[Element data from apps and pages]
***

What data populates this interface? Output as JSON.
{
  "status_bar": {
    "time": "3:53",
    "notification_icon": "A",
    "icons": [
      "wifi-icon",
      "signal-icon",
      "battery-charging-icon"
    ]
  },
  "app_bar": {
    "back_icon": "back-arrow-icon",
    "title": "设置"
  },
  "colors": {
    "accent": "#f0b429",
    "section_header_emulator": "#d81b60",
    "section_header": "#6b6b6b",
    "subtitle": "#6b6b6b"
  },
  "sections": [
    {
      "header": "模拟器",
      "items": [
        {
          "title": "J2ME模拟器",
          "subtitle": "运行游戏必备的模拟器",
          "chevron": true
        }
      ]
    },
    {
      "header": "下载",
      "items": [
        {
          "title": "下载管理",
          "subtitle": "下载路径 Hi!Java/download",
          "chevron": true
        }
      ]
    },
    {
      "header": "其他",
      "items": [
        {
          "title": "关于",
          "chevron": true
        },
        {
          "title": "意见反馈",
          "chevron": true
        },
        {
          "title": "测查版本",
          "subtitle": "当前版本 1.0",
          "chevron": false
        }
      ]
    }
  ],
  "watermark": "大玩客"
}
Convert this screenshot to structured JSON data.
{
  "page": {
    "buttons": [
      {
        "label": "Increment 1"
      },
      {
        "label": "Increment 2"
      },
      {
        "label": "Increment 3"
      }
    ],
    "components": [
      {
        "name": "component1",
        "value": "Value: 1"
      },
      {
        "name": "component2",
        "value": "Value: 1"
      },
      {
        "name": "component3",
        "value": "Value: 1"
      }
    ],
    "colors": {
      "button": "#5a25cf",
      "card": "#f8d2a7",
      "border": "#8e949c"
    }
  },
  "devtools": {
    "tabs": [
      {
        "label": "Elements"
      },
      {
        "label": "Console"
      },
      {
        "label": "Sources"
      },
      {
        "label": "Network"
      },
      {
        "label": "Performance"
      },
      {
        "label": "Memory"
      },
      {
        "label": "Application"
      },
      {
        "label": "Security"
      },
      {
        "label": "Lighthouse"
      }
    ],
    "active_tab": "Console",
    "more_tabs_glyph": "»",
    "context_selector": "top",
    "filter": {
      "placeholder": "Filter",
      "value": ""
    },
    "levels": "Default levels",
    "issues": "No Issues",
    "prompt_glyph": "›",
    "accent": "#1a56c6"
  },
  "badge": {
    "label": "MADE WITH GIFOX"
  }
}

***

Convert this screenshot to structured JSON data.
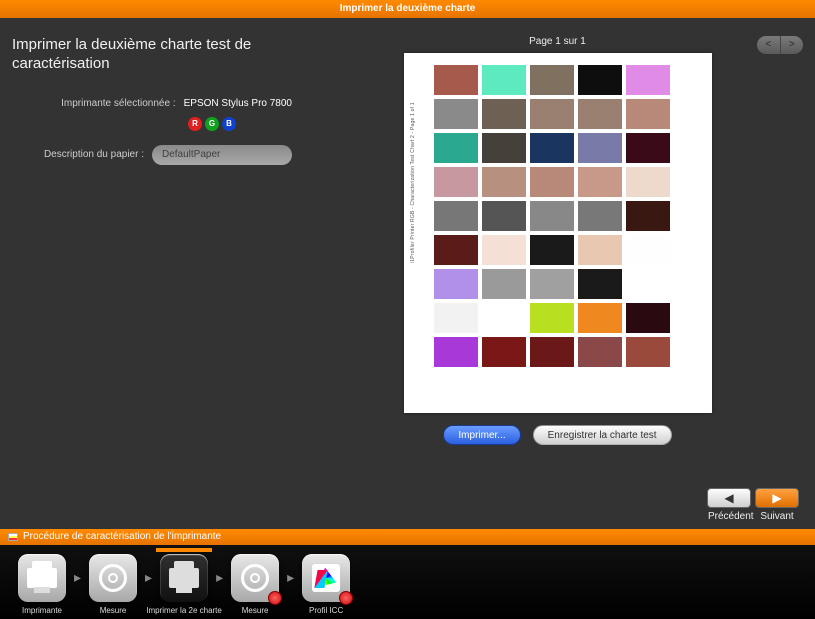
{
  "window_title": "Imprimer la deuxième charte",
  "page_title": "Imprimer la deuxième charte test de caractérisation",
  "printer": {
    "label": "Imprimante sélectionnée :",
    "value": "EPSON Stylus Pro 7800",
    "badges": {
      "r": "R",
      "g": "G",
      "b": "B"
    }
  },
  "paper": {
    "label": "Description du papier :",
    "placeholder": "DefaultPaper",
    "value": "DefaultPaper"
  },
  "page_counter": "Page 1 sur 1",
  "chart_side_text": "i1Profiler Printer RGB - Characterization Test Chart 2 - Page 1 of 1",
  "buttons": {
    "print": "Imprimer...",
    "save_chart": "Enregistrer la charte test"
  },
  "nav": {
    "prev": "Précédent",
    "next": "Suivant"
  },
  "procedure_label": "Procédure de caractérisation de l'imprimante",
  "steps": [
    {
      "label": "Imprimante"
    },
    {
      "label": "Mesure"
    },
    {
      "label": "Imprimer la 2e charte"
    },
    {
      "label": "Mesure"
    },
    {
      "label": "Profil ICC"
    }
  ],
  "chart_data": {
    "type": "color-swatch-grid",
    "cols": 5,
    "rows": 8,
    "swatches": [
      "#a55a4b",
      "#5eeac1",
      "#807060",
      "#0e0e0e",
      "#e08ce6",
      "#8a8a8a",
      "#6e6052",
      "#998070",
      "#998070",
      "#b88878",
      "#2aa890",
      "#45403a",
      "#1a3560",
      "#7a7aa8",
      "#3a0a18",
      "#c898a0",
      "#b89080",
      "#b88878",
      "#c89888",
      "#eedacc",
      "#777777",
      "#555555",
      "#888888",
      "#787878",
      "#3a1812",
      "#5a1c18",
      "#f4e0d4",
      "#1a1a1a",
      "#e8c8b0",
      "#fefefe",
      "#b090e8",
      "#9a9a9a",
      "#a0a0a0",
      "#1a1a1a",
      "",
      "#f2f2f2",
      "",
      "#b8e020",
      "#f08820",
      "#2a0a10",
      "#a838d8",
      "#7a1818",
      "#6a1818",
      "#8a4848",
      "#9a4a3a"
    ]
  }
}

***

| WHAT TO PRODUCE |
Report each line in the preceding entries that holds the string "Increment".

| SOLUTION TO THE EXERCISE |
        "label": "Increment 1"
        "label": "Increment 2"
        "label": "Increment 3"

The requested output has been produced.